Please go through the records below and return every line holding the word "Lorem".

*** Opening Data for the task ***

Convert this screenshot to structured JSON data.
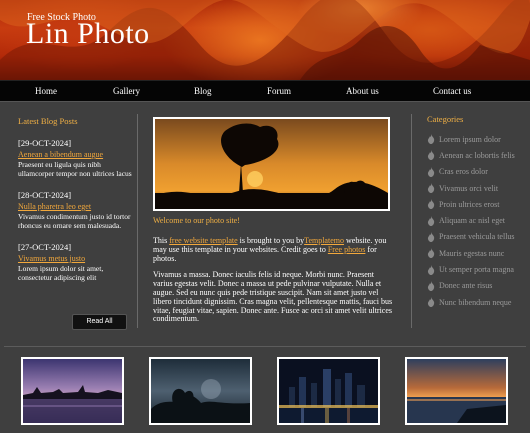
{
  "site": {
    "tagline": "Free Stock Photo",
    "title": "Lin Photo"
  },
  "nav": [
    "Home",
    "Gallery",
    "Blog",
    "Forum",
    "About us",
    "Contact us"
  ],
  "blog": {
    "heading": "Latest Blog Posts",
    "posts": [
      {
        "date": "[29-OCT-2024]",
        "title": "Aenean a bibendum augue",
        "excerpt": "Praesent eu ligula quis nibh ullamcorper tempor non ultrices lacus"
      },
      {
        "date": "[28-OCT-2024]",
        "title": "Nulla pharetra leo eget",
        "excerpt": "Vivamus condimentum justo id tortor rhoncus eu ornare sem malesuada."
      },
      {
        "date": "[27-OCT-2024]",
        "title": "Vivamus metus justo",
        "excerpt": "Lorem ipsum dolor sit amet, consectetur adipiscing elit"
      }
    ],
    "read_all": "Read All"
  },
  "main": {
    "welcome": "Welcome to our photo site!",
    "intro": {
      "t1": "This ",
      "link1": "free website template",
      "t2": " is brought to you by",
      "link2": "Templatemo",
      "t3": " website. you may use this template in your websites. Credit goes to ",
      "link3": "Free photos",
      "t4": " for photos."
    },
    "body": "Vivamus a massa. Donec iaculis felis id neque. Morbi nunc. Praesent varius egestas velit. Donec a massa ut pede pulvinar vulputate. Nulla et augue. Sed eu nunc quis pede tristique suscipit. Nam sit amet justo vel libero tincidunt dignissim. Cras magna velit, pellentesque mattis, fauci bus vitae, feugiat vitae, sapien. Donec ante. Fusce ac orci sit amet velit ultrices condimentum."
  },
  "categories": {
    "heading": "Categories",
    "items": [
      "Lorem ipsum dolor",
      "Aenean ac lobortis felis",
      "Cras eros dolor",
      "Vivamus orci velit",
      "Proin ultrices erost",
      "Aliquam ac nisl eget",
      "Praesent vehicula tellus",
      "Mauris egestas nunc",
      "Ut semper porta magna",
      "Donec ante risus",
      "Nunc bibendum neque"
    ]
  },
  "colors": {
    "accent": "#f0b045",
    "link": "#f2a83c",
    "background": "#3f3f3f",
    "nav": "#050505"
  }
}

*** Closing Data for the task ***

→ **Exercise result**:
        "excerpt": "Lorem ipsum dolor sit amet, consectetur adipiscing elit"
      "Lorem ipsum dolor",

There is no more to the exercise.